⟨
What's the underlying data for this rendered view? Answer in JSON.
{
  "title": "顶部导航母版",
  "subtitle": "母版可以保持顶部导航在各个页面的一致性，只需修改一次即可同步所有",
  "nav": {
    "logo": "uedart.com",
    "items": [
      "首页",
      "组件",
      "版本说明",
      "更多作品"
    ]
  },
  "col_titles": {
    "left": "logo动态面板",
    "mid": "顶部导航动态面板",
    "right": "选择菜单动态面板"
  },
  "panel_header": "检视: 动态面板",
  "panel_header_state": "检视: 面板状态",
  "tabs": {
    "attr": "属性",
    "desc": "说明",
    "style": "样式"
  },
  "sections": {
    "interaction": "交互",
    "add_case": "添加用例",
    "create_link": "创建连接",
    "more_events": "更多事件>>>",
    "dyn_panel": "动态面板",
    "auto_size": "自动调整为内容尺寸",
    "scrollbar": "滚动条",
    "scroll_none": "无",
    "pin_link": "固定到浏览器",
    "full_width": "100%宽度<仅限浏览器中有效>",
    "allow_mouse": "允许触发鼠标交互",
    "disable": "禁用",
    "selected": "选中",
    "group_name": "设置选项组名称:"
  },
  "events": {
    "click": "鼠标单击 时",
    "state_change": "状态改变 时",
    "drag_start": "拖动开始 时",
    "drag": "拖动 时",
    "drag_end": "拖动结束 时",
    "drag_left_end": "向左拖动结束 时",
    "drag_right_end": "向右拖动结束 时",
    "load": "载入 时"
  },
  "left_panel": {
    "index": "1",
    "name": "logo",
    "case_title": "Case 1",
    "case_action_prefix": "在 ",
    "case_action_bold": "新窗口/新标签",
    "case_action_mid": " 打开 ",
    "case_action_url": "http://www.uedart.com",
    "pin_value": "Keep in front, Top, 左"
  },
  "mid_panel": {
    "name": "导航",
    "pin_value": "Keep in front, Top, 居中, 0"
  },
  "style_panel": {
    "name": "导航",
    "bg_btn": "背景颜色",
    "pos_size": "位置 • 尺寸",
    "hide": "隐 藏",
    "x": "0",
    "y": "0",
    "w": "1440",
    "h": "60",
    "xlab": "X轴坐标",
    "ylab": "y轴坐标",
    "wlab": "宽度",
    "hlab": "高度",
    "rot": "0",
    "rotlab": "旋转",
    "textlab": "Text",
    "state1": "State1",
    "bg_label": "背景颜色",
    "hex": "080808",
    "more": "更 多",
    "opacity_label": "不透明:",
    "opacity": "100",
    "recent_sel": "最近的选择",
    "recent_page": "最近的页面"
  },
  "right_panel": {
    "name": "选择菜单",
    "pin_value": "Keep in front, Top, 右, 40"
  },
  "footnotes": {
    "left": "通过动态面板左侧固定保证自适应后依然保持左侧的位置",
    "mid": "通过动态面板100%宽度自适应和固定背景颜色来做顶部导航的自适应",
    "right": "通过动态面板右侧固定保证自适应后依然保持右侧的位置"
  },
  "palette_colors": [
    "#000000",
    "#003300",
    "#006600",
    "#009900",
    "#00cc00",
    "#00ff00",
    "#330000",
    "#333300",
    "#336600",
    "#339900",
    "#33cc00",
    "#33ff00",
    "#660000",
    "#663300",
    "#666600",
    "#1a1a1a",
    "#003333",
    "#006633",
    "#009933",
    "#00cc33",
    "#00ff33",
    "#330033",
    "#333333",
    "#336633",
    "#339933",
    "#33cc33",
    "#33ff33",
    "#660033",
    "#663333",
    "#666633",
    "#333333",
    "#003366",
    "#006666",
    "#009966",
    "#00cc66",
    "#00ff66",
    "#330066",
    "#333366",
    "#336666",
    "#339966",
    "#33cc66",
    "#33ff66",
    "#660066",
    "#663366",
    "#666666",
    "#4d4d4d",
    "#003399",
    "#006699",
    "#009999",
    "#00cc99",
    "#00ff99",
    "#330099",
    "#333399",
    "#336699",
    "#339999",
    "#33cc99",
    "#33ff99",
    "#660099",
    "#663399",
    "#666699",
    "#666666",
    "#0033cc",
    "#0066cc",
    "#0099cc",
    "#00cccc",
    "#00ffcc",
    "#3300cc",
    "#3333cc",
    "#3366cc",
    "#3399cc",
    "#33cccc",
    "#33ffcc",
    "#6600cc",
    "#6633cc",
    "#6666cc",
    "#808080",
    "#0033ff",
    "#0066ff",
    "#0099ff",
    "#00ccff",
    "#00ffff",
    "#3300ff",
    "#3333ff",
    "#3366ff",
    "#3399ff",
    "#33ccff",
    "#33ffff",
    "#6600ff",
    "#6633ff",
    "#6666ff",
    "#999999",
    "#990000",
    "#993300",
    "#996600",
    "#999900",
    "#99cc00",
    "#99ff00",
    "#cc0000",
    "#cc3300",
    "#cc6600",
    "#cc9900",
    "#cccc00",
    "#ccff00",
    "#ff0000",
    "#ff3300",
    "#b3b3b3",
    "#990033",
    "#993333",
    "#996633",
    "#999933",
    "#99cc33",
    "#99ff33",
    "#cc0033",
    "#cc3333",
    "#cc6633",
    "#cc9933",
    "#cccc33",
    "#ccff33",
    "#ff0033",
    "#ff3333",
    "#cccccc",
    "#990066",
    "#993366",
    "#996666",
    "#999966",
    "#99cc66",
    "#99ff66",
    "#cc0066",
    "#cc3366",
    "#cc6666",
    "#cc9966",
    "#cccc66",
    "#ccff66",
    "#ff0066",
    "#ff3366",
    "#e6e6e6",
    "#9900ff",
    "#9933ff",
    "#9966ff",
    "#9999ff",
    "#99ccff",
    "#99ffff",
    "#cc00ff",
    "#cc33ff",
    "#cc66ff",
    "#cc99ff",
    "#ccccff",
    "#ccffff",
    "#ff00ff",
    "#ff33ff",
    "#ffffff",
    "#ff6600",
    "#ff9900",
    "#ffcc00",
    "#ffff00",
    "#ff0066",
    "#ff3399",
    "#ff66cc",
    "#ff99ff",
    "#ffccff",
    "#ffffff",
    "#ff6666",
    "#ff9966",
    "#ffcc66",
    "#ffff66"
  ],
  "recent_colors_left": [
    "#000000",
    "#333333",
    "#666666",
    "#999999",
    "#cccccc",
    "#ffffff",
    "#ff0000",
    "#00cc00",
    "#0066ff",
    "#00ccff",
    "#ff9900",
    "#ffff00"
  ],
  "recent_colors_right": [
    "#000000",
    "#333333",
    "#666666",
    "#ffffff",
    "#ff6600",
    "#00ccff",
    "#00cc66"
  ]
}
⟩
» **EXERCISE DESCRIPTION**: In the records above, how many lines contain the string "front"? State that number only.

» **RESULT OF THIS TASK**: 3